WORK REQUIRED: Search the records below for "name"; copy each line that has it.
---------------
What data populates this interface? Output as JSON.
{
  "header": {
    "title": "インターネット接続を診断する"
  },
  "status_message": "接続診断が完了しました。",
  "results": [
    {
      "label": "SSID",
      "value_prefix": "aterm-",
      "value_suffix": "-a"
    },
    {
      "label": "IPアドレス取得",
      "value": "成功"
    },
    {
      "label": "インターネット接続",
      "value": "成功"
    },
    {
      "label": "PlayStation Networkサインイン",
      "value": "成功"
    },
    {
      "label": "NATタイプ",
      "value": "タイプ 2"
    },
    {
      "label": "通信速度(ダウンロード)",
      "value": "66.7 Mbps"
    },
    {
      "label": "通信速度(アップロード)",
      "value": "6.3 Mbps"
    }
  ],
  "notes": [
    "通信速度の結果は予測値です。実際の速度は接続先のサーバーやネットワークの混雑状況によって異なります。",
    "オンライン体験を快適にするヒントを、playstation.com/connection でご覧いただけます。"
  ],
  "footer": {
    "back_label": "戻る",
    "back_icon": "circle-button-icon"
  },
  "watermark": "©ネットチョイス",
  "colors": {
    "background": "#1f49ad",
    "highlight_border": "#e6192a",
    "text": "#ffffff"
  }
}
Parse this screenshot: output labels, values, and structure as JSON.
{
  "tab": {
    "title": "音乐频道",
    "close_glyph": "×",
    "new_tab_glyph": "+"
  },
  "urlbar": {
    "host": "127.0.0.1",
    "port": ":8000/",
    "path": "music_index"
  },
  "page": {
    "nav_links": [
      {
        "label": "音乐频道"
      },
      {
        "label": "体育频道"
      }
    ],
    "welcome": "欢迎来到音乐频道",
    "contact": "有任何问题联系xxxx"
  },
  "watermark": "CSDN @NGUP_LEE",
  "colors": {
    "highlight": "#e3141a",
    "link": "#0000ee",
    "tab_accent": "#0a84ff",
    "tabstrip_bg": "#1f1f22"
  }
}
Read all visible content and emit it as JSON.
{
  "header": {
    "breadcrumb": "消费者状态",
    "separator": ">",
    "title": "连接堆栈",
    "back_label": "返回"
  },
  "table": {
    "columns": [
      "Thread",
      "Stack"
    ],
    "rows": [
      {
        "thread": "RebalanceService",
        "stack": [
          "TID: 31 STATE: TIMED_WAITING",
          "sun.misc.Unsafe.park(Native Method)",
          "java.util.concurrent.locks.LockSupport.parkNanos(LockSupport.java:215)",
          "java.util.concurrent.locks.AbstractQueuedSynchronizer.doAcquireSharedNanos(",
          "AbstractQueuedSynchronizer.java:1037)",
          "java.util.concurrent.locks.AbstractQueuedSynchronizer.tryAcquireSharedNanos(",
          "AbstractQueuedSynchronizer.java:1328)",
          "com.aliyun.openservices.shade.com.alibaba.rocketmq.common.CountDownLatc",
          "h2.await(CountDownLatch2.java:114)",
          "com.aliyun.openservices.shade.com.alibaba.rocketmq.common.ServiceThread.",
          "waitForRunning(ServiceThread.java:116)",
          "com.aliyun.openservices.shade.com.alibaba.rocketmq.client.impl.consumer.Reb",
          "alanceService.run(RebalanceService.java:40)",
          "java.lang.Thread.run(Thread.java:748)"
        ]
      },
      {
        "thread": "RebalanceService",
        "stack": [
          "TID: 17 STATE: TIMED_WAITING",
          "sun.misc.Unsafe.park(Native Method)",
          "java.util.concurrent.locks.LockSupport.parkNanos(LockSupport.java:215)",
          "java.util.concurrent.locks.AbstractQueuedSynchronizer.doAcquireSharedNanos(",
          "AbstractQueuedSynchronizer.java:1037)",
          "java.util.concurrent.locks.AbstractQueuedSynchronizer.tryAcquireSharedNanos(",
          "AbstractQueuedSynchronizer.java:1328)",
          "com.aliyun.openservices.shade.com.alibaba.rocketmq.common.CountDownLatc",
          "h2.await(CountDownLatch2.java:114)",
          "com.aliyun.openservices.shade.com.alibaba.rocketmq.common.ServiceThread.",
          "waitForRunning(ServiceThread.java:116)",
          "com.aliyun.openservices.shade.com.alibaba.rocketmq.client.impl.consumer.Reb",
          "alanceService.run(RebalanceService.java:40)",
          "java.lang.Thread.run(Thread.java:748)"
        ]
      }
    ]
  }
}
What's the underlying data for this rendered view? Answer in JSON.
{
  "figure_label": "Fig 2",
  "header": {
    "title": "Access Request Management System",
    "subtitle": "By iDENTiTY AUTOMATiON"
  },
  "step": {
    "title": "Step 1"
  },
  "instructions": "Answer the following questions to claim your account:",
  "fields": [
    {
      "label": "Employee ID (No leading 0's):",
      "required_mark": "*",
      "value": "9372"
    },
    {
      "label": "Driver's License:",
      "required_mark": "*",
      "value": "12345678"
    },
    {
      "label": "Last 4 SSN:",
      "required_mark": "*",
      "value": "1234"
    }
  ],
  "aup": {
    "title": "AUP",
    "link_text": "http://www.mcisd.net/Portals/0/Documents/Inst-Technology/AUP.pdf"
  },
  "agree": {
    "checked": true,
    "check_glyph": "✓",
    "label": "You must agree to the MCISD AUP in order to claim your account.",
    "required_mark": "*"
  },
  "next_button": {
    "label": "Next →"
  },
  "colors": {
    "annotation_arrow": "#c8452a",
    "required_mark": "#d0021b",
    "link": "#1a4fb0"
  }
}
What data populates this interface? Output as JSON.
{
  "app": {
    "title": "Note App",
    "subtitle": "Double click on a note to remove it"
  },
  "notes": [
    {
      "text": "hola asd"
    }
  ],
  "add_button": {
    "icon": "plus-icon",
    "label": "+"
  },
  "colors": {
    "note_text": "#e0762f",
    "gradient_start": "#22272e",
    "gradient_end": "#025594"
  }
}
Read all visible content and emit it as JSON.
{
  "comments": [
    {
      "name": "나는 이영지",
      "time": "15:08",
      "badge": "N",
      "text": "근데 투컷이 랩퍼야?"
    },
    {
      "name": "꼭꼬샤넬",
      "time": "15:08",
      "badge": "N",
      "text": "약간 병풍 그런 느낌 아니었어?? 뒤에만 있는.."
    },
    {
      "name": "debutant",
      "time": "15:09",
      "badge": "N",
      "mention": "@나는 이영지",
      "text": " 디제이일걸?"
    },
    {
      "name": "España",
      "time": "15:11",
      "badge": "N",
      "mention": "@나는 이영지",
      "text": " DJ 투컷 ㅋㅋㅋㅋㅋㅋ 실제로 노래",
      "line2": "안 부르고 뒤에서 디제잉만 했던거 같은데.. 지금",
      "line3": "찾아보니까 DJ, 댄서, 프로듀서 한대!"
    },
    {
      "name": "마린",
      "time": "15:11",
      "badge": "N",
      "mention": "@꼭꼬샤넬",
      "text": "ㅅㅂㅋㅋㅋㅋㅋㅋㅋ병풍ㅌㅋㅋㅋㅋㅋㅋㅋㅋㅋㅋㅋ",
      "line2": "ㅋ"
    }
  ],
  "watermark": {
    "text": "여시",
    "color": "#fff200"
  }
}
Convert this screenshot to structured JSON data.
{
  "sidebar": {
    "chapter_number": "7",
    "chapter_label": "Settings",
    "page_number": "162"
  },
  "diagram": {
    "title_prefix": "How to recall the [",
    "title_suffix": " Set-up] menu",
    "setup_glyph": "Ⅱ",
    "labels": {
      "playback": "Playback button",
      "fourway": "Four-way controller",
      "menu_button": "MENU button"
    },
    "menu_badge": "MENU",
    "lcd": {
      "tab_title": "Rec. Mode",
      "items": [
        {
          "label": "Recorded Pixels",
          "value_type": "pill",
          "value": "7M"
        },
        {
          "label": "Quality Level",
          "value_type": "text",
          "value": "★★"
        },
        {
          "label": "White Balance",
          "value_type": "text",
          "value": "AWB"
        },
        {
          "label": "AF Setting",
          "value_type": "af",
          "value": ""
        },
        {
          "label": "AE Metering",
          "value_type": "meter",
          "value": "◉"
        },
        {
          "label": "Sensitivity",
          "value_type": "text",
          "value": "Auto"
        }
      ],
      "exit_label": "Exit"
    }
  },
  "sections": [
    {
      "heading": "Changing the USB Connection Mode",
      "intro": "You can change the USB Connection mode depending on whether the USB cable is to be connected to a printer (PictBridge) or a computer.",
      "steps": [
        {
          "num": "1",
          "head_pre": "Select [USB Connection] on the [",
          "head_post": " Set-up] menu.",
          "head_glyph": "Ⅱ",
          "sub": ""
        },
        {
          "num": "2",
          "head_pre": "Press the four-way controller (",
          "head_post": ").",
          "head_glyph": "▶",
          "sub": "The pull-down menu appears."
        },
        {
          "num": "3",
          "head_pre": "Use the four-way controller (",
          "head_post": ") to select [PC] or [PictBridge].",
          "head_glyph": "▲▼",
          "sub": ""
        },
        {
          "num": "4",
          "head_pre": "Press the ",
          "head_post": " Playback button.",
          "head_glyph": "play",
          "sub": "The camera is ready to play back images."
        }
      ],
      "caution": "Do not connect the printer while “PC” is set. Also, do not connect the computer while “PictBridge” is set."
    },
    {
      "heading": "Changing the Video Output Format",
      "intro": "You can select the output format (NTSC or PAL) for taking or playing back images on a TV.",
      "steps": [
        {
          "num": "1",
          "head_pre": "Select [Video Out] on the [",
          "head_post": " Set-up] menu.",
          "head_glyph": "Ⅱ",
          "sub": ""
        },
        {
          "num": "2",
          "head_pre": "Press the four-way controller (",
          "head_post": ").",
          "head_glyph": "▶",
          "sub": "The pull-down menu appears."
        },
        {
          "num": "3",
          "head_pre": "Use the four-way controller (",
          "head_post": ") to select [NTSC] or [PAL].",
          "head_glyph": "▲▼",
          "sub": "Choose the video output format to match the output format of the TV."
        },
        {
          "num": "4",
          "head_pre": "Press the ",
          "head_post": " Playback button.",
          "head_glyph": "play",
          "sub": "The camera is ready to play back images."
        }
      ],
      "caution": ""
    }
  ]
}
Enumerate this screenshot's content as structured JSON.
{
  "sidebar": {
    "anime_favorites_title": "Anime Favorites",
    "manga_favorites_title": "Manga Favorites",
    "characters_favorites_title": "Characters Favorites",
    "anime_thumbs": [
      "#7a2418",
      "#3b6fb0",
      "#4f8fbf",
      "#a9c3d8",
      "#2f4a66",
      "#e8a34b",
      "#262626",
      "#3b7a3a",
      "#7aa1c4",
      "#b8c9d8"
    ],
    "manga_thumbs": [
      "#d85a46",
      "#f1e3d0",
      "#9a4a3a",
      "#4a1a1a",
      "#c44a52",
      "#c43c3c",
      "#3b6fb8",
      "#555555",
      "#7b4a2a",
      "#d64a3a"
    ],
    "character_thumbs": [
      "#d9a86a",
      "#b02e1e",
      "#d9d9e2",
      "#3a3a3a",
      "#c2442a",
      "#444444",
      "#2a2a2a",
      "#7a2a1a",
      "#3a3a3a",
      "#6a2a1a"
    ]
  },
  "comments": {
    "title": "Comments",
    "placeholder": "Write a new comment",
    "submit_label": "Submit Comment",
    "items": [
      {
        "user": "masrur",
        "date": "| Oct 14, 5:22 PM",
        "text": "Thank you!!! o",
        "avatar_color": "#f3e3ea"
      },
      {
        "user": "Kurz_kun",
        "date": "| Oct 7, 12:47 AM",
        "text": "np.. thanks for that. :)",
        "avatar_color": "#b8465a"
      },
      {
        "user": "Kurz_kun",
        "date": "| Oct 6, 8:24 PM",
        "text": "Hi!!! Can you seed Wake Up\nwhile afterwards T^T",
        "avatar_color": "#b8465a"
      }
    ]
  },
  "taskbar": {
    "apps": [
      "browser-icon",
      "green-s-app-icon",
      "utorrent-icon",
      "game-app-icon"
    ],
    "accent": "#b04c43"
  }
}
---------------
TASK ANSWER:
      "name": "나는 이영지",
      "name": "꼭꼬샤넬",
      "name": "debutant",
      "name": "España",
      "name": "마린",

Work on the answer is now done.